Today, many years later, the Moravian church has spread widely over South Africa and in many other parts of the world. As most of the Moravian missionaries were self-supporting (tentmakers), over the years they have given more attention to their earning a living than to preaching the Gospel. As a result, the Moravian church has lost its missionary vision and by and large no longer preaches the undiluted Gospel of the Lord Jesus Christ. We can only call it an apostate church.

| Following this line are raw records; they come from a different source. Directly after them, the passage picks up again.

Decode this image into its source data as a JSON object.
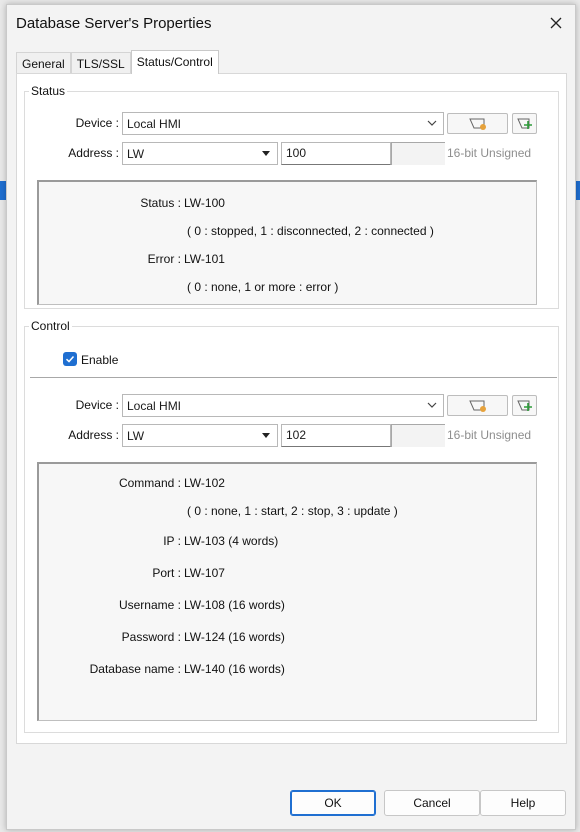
{
  "window": {
    "title": "Database Server's Properties"
  },
  "tabs": [
    {
      "label": "General"
    },
    {
      "label": "TLS/SSL"
    },
    {
      "label": "Status/Control"
    }
  ],
  "status_group": {
    "title": "Status",
    "device_label": "Device :",
    "device_value": "Local HMI",
    "address_label": "Address :",
    "address_type": "LW",
    "address_value": "100",
    "format_hint": "16-bit Unsigned",
    "info": {
      "status_label": "Status :",
      "status_value": "LW-100",
      "status_desc": "( 0 : stopped, 1 : disconnected, 2 : connected )",
      "error_label": "Error :",
      "error_value": "LW-101",
      "error_desc": "( 0 : none, 1 or more : error )"
    }
  },
  "control_group": {
    "title": "Control",
    "enable_label": "Enable",
    "enable_checked": true,
    "device_label": "Device :",
    "device_value": "Local HMI",
    "address_label": "Address :",
    "address_type": "LW",
    "address_value": "102",
    "format_hint": "16-bit Unsigned",
    "info": {
      "command_label": "Command :",
      "command_value": "LW-102",
      "command_desc": "( 0 : none, 1 : start, 2 : stop, 3 : update )",
      "ip_label": "IP :",
      "ip_value": "LW-103 (4 words)",
      "port_label": "Port :",
      "port_value": "LW-107",
      "username_label": "Username :",
      "username_value": "LW-108 (16 words)",
      "password_label": "Password :",
      "password_value": "LW-124 (16 words)",
      "dbname_label": "Database name :",
      "dbname_value": "LW-140 (16 words)"
    }
  },
  "buttons": {
    "ok": "OK",
    "cancel": "Cancel",
    "help": "Help"
  },
  "colors": {
    "accent": "#1f6fd1",
    "hint_text": "#8e8e8e"
  },
  "icons": [
    "close-icon",
    "dropdown-arrow-icon",
    "address-book-icon",
    "add-address-icon",
    "checkmark-icon"
  ]
}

The mother church of the Moravian movement in South Africa was on the very tip of South Africa. It's a large facility, and there's quite a museum in connection with that whole campus. There is a church-a museum of artifacts that date back to the 1700s. Other buildings where some of the Moravian brethren lived, a printing press, other things that were added over the years, and the outline of the foundation stones of Schmidt's house are still preserved. The museum particularly is very interesting. The curator of the museum is Dr. Isaac Balie. This man is very knowledgeable concerning the Moravian history. He has been most gracious in relating the history of the Moravian church on the occasions of our visits. However, through the reading of the Word of God itself, he recognizes that the Moravian church is no longer a Gospel-preaching church; and he has resigned from it. His position is funded from other sources, so he stays on as the curator of the Moravian museum. He has started his own independent, Bible-preaching church and very frequently communicates with our GFA missionaries in South Africa. Many of our mission leaders have visited him, and as a result he has sent his daughter Judith to be a current student at Bob Jones University (2009). When my wife and I first met Dr. Balie, he, with a twinkle in his eye said, "You can tell that a drop of white milk has dropped into the black coffee." It is evident that he has white blood flowing through his veins. At the same time, he said with real earnestness, "I am proud that I am a Khoi Khoi." He values greatly the rich heritage that is his.
I find it very interesting that several years ago his daughter Judith, who at the time was a student at one of the major universities in South Africa and who had frequent contact with our missionaries, wanted to be baptized. After questioning, it was felt that she was indeed a good candidate for baptism. She had gone home on school break and was going to be baptized there. Dr. Balie invited our missionaries to come to witness this very important step in the life of his daughter. In fact, he insisted that one of our missionary men baptize Judith. This baptism was done March 2007 in the very same pool where the first five Khoi Khoi converts were baptized seven generations earlier. The Dale of Baboons is now referred to as the Dale of Grace. Our missionary thought it was a great honor to have the privilege of baptizing this lovely young lady.
The work of George Schmidt that was terminated in 1744 by the Dutch colonists of the Cape still carries on 240 years later. This, I believe, is an epic in mission history.
A fitting sequel to this account is Psalm 126:5, "Those that sow in tears shall reap in joy."